Frustrated by how fake everything is, Bing decides to go to Hot Shot, where he will get to speak his mind in front of a huge crowd. He works day and night and earns back his 15 million in just a few months.

The greatest part of this episode is Bing’s speech in Hot Shot. He holds a shard of glass near his throat, which he threatens to slit if they don’t listen to what he has to say. All his emotions; his frustration, his anger, his exasperation is poured out in the speech. He talks about how fake everything is. People, like things, are processed. Their whole lives have become a lie. Even their goals, their dreams are fake. “The peak of our dreams is a new app for our Dopple, which doesn’t exist,” he says, “We buy shit that’s not even there.” People have become so engulfed in the fake system that they can’t even see how fake it is. “Show us something real and free and beautiful. You couldn’t. It’d break us.”

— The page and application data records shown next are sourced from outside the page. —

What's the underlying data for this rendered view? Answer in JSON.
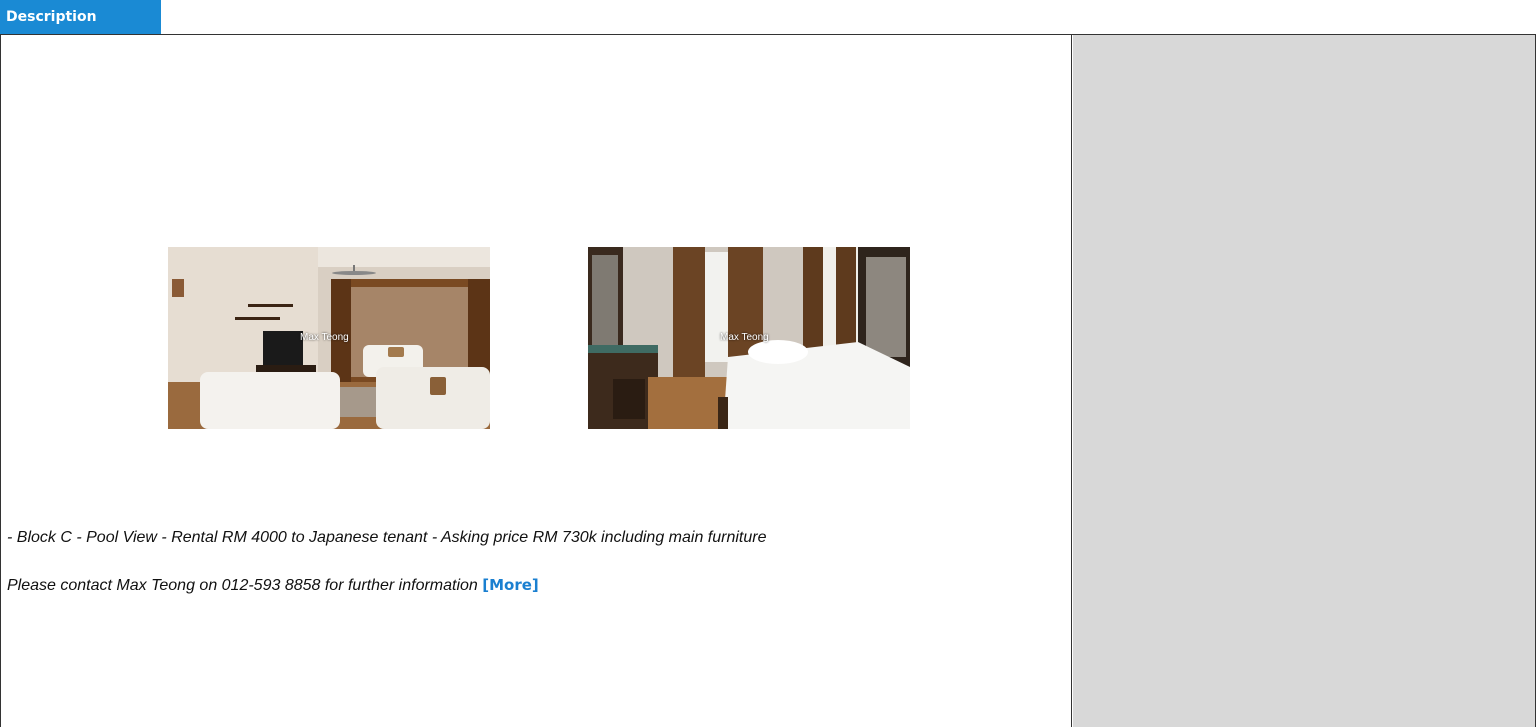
{
  "tab": {
    "label": "Description"
  },
  "photos": [
    {
      "name": "living-room-photo",
      "watermark": "Max Teong"
    },
    {
      "name": "bedroom-photo",
      "watermark": "Max Teong"
    }
  ],
  "description": {
    "line1": "- Block C  - Pool View  - Rental RM 4000 to Japanese tenant  - Asking price RM 730k including main furniture",
    "line2": "Please contact Max Teong on 012-593 8858 for further information",
    "more_label": "[More]"
  },
  "colors": {
    "tab_bg": "#1a8ad4",
    "link": "#1a7fd0",
    "sidebar_bg": "#d8d8d8"
  }
}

Bing’s speech was the only authentic performance among millions of meaningless ones. But one man against the entire system never succeeds. As he said, people had lost the ability to take in anything real. They failed to relate to anything that he had said. The judges just treated him as another of their “fake fodders”, a way for them to make money. The audience just cheered for him without understanding how real his emotions had been. Everybody treated his speech as just another “performance”. The only one who realised the falseness of the system and tried to protest against it was made into another “product”, augmented, packaged and sold until all his authenticity had been squeezed out.